Now a recent study, published in the journal Science Translational Medicine, demonstrates the broader promise of precision medicine beyond genome sequencing–and in understanding an extremely common disease: type 2 diabetes.
Almost 1 in 10 Americans have type 2 diabetes, and many more are at risk. Yet it’s a poorly understood disease: Its causes, symptoms, and complications are diverse and hard for doctors to predict. By mining a database of clinical and genetic data from more than 2,500 diabetes patients, researchers Icahn School of Medicine at Mount Sinai Medical Center have now actually identified some patterns that an entire field of doctors have not: They found there are actually three distinct sub-types of type 2, each of which have very different health implications.
“This is the first tangible demonstration of precision medicine that could be applied to a more common, complex disease,” says study author Joel Dudley, director of biomedical informatics at Mount Sinai (and one of Fast Company’s Most Creative People of 2014), a major hospital in upper Manhattan.
They were able to do this with access to a still relatively rare collection of thousands of Mount Sinai patients who volunteered to give their health charts and genetic data to the hospital for researcher efforts (See “In The Hospital Of The Future, Big Data Is Your Doctor“). Usually, doctors just look at a few blood tests–such as blood sugar and insulin levels–when monitoring diabetes patients. Instead, the researchers used computer modeling to map how similar each patient was to each other (a “patient-patient similarity network”), based on every piece of health data–height, weight, blood platelet counts, and hundreds of data points that human doctors alone could never process. The result was the map, seen above, that shows Mount Sinai patients map into three distinctive clusters, or “sub-types.”
The bigger question, of course, is: Do these sub-types matter for a patient’s health? The study found that they probably do. Patients in one subtype were more likely to suffer from cancer and cardiovascular disease; in another subtype, they were at higher risk for kidney disease and eye complications; finally, in the third sub-type, allergies, neurological diseases and HIV infections were bigger problems. Even more importantly, when the researchers mapped patients’ genomes onto the network–they found unique gene variants associated with each sub-group which helped explain some of the differences between them.
“The fact that these genetic factors matched up so nicely with the clinical factors suggests that there’s actual biology underlying the differences between these patients,” says Dudley, as opposed to other explanations (like lifestyle choices.)
Diabetes experts weren’t too surprised by the patterns in type 2 diabetes, according to Dudley–they already knew them in their gut and had seen patients of each “sub-type.” “But they didn’t have the ability to visualize it in this way,” Dudley says.
The next step will be to replicate the study in other patient populations beyond upper Manhattan’s unique mix of wealth Upper East Side residents and lower-income minority residents of East Harlem.

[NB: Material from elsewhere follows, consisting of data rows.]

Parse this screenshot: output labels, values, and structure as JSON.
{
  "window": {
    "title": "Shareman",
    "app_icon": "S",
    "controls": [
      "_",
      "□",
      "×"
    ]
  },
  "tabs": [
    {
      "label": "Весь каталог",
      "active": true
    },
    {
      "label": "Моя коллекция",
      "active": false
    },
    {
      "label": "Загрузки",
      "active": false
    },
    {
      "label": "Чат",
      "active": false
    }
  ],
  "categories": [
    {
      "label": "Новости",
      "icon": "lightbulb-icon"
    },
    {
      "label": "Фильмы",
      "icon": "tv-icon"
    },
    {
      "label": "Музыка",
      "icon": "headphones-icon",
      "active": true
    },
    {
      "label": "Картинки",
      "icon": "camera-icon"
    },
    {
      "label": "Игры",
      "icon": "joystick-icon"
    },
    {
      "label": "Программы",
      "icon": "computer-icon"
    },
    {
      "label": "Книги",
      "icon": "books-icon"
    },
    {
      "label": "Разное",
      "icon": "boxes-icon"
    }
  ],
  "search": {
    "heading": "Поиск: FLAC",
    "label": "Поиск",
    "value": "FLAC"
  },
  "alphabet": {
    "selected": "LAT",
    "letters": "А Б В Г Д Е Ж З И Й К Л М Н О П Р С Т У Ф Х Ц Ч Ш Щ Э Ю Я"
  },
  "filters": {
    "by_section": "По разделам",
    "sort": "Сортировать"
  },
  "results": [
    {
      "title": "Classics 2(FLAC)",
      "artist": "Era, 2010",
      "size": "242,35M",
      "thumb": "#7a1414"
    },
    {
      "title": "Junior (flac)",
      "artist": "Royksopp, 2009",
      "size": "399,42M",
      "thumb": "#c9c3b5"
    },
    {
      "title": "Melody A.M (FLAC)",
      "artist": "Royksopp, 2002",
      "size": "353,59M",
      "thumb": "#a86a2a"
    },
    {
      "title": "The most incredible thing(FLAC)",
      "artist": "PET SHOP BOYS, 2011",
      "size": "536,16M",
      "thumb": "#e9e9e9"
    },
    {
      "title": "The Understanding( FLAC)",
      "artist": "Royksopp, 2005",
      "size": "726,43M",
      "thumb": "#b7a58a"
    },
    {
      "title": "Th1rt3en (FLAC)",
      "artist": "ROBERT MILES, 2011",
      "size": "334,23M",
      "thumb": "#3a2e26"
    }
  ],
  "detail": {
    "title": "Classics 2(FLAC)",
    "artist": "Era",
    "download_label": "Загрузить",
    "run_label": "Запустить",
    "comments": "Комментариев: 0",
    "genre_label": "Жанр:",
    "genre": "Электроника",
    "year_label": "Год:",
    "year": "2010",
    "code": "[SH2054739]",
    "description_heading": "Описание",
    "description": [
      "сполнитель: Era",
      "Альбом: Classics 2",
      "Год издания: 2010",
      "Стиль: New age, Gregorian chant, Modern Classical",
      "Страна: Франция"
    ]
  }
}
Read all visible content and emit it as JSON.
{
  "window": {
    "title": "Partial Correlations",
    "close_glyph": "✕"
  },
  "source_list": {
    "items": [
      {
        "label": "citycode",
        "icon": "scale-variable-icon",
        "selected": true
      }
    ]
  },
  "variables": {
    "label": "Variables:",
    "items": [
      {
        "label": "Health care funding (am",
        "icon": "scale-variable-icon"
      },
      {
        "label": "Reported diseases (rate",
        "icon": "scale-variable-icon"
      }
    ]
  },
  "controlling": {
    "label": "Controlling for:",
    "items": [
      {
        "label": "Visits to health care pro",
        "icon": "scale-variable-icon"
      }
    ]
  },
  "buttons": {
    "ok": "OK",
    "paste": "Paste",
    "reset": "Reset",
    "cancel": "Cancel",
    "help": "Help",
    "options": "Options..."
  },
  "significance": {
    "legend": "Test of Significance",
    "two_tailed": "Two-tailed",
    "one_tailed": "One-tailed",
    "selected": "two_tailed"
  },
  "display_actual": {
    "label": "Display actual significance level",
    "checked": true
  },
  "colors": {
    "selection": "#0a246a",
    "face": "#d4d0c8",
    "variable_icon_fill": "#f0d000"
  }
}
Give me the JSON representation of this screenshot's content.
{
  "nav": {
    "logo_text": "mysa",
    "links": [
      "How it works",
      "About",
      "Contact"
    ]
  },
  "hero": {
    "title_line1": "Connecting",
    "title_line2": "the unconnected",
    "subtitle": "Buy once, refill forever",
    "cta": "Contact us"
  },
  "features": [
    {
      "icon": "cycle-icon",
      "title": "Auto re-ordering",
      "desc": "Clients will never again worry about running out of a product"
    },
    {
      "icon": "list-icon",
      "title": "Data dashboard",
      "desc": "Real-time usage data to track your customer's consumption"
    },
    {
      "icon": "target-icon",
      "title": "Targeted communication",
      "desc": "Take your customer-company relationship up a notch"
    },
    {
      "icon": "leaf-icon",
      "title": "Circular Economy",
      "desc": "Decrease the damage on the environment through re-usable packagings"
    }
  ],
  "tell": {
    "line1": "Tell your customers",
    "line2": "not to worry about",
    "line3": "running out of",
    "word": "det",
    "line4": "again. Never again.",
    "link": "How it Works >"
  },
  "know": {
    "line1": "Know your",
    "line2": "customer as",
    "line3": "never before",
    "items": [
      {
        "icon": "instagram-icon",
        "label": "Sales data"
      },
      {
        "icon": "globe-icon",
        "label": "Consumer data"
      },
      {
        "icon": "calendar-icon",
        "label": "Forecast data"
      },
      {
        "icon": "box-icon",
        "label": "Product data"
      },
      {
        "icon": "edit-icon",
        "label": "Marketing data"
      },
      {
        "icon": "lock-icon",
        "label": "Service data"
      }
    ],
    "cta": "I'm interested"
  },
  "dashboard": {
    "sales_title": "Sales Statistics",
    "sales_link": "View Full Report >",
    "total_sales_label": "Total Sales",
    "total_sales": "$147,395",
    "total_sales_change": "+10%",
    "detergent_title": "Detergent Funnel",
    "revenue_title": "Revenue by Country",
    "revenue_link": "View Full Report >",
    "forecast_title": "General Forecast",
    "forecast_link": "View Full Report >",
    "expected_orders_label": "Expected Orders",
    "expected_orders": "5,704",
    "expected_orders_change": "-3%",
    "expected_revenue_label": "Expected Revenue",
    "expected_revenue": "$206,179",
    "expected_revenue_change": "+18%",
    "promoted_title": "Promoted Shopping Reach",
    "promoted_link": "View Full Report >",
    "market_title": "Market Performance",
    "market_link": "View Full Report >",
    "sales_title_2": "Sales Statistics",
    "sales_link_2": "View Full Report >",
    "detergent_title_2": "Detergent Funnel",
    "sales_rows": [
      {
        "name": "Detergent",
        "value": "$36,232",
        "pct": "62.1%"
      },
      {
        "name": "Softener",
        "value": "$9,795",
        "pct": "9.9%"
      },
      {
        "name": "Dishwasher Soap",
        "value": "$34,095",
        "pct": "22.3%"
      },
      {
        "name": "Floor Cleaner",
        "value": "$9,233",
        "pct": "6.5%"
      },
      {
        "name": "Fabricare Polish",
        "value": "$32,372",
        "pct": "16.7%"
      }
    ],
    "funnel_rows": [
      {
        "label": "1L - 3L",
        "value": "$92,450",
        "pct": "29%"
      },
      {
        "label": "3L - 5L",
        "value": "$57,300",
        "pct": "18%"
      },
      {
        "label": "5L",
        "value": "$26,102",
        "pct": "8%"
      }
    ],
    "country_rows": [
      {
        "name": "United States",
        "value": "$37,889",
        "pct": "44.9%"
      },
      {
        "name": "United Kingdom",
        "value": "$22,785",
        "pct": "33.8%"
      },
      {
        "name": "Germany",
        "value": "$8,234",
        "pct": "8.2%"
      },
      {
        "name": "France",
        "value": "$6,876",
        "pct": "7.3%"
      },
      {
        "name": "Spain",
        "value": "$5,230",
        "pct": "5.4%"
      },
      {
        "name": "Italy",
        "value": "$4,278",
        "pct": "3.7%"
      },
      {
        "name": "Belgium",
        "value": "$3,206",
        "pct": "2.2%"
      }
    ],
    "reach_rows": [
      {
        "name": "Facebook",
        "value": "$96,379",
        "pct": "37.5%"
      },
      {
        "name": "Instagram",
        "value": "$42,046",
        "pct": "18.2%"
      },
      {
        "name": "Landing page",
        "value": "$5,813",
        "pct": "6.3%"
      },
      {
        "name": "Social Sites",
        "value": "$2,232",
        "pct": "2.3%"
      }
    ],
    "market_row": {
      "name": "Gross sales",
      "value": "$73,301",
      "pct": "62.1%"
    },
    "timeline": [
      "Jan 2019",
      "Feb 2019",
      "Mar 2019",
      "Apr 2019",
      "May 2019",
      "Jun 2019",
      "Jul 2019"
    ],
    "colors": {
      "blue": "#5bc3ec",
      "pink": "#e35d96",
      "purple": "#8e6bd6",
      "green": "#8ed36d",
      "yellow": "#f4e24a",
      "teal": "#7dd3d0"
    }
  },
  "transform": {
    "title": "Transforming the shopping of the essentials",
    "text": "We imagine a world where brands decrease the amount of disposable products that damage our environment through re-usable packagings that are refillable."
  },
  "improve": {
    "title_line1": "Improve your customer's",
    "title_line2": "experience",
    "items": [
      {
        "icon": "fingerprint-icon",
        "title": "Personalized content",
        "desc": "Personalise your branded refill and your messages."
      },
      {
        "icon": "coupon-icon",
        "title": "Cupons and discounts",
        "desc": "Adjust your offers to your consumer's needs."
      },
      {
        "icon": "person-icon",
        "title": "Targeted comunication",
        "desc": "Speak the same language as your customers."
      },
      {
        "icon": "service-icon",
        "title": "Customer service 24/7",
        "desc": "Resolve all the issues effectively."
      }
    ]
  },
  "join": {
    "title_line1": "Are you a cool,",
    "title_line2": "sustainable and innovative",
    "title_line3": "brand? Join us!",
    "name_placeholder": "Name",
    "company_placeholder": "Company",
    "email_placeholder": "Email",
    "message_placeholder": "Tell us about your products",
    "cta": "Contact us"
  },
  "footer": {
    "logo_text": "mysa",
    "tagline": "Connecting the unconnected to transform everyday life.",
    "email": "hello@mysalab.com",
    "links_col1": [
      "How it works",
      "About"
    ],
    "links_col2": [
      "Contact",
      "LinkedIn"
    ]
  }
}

A larger, long-term goal is to do a more proactive study–to see if, based on their genes, the unique risks faced by newly-diagnosed diabetes patients can be predicted and ultimately if their treatment plans can be customized.
Ultimately, Dudley envisions transferring these same methods to a host of other diseases to make discoveries that weren’t possible unless you’re looking at millions of data points at once. He envisions a “google maps” for a disease like diabetes, where health tests would show where any given patient was on a broad range of possibilities for how the disease would progress. But this will be slow–for now, not many kinds of data sets like the Mount Sinai one exist. The White House initiative should add at one important one.